Since the federal Court of Appeals decision in the Calvert Cliffs case over 25 years ago, no power plant may be built without a thorough socioeconomic impact statement. Yet, schemes to alter the entire supply system of a state - or even the nation - are currently proposed with only cursory attention to socioeconomic consequences.
Fortnightly Magazine - May 15 1996
Investors are taking stock
of utility exposure to price competition.The utility trade press and even the general financial press have featured the views of regulators, utility executives, legislators, and various consumer advocates on the stranded-cost question. Stranded costs easily represent the most contentious issue facing the electric industry as it moves to an era of competition.
If the new rules of electric industry competition don't permit stranded-cost recovery, the credibility of the U.S. government would be seriously undermined. Or so an executive of one of the country's largest utilities told a Senate energy panel."We just have to keep in mind we incurred these costs based under what the rules were," said Jerry Jackson of Entergy Corp. "If the government is going to change those rules . . .
Giving up today's customer to retail wheeling could help cut losses tomorrow.
Estimates of stranded investment for U.S. investor-owned electric utilities (IOUs) range from as little as $20 billion to as much as $500 billion (em more than double the shareholder equity in U.S. utilities.
TET had asserted in February that its monthly imbalance mechanism enabled shippers to game the cash-out mechanism during the recent rapid and large price fluctuations in the spot gas market.
for closure or removal of long-lived assets
will bring costs out into the open.
But is it rational?
On February 7, 1996, the Financial Accounting Standards Board (FASB) issued for comment an "Exposure Draft" of a new proposed statement of financial accounting standards pertaining to nuclear plant decommissioning and other similar legal obligations,
The Federal Energy Regulatory Commission (FERC) has conditionally allowed QST Energy Trading, Inc., a subsidiary of Central Illinois Light Co. to make sales to nonaffiliates as well as to an affiliate, QST Energy, Inc. (FERC Docket No. ER96-553-000). In turn, QST Energy would sell power in Illinois to customers located outside the service territory of Central Illinois.
Paper trading is here, introducing an element of speculation in wholesale electric markets.The electric power industry joined the commodity markets on March 29, 1996, when power futures began to trade on the New York Mercantile Exchange (NYMEX). This first tentative step in the commoditization of electricity promises the emergence of a paper market for power, which, as in the case of other commodities, will likely prove substantially broader and more complex than electricity's physical market.
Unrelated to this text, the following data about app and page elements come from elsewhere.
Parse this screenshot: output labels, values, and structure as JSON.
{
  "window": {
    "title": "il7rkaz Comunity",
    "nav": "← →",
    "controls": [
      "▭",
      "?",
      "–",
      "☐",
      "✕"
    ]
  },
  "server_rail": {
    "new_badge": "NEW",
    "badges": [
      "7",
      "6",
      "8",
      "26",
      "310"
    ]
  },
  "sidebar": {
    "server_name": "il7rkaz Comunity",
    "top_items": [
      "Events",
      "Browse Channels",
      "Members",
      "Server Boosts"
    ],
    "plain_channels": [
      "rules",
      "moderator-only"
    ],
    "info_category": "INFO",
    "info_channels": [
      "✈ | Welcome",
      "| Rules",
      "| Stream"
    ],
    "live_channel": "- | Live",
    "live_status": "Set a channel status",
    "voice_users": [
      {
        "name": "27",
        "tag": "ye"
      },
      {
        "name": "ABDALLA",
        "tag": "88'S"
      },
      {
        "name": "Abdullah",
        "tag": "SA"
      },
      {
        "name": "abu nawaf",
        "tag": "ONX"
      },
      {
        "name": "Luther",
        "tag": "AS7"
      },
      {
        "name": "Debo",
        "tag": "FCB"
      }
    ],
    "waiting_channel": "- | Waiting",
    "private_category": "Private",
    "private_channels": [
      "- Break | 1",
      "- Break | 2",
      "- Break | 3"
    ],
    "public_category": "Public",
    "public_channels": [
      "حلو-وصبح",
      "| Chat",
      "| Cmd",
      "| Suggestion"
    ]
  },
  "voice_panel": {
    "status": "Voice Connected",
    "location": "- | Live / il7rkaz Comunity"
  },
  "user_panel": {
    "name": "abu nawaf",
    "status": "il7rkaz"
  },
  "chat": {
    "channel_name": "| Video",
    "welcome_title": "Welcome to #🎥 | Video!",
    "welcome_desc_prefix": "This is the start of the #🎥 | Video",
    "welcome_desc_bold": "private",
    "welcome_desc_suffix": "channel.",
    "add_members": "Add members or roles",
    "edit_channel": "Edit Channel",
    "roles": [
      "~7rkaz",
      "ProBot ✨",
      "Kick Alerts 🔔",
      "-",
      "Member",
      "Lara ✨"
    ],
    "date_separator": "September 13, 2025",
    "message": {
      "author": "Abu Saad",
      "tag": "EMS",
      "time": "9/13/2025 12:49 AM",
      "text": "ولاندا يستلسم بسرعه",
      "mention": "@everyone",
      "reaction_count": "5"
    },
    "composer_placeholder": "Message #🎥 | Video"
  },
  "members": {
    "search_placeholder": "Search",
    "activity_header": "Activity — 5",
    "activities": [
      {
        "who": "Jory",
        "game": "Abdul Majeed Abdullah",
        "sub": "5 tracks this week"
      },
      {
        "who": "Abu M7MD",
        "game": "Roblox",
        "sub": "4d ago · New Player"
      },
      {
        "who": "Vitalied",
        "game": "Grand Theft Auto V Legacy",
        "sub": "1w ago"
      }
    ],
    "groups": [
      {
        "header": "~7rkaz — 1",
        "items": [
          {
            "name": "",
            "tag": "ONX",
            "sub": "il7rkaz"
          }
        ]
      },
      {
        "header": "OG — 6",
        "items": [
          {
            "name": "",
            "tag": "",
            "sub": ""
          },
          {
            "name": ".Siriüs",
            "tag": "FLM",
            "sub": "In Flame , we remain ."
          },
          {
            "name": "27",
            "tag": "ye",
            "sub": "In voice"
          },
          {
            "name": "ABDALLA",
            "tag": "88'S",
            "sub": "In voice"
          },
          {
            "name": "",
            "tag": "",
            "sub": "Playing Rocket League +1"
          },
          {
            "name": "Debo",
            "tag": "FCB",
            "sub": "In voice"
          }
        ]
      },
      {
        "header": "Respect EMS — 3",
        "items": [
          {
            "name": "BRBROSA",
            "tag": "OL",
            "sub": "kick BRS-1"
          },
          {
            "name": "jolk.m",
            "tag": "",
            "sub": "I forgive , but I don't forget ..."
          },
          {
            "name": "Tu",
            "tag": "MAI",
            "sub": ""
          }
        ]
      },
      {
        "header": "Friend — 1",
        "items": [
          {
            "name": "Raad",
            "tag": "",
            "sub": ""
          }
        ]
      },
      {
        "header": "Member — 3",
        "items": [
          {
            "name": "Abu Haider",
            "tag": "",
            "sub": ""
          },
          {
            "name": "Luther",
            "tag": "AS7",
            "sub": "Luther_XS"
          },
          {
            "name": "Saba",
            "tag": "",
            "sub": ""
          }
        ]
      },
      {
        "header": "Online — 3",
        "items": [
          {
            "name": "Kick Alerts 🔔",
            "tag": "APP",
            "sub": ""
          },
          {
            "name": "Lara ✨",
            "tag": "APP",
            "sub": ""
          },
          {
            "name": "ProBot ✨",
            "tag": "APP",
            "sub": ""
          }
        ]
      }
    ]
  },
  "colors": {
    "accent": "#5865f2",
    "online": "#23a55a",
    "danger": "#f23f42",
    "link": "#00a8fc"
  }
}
The New England Electric System (NEES) has filed with the Federal Energy Regulatory Commission (FERC) and the Securities and Exchange Commission for authority to separate
generation and transmission, and to create a
transmission subsidiary called NEES Transmission Services, Inc. NEES Transmission has filed proposed transmission tariffs at the FERC that would give its wholesale customers, including New England Power Co.
I don't know about you, but the Internet is driving me carzy. Every week I discover a half-dozen new home pages to add to my reading list. Some may view NetscapeÔ as an investment play. I see it as drama.
As a magazine editor (em someone who gets paid to follow the news (em I feel guilty if I don't click on every link and download every file. I call it the "obligation to surf." And the problem grows worse as more government agencies post their decisions online.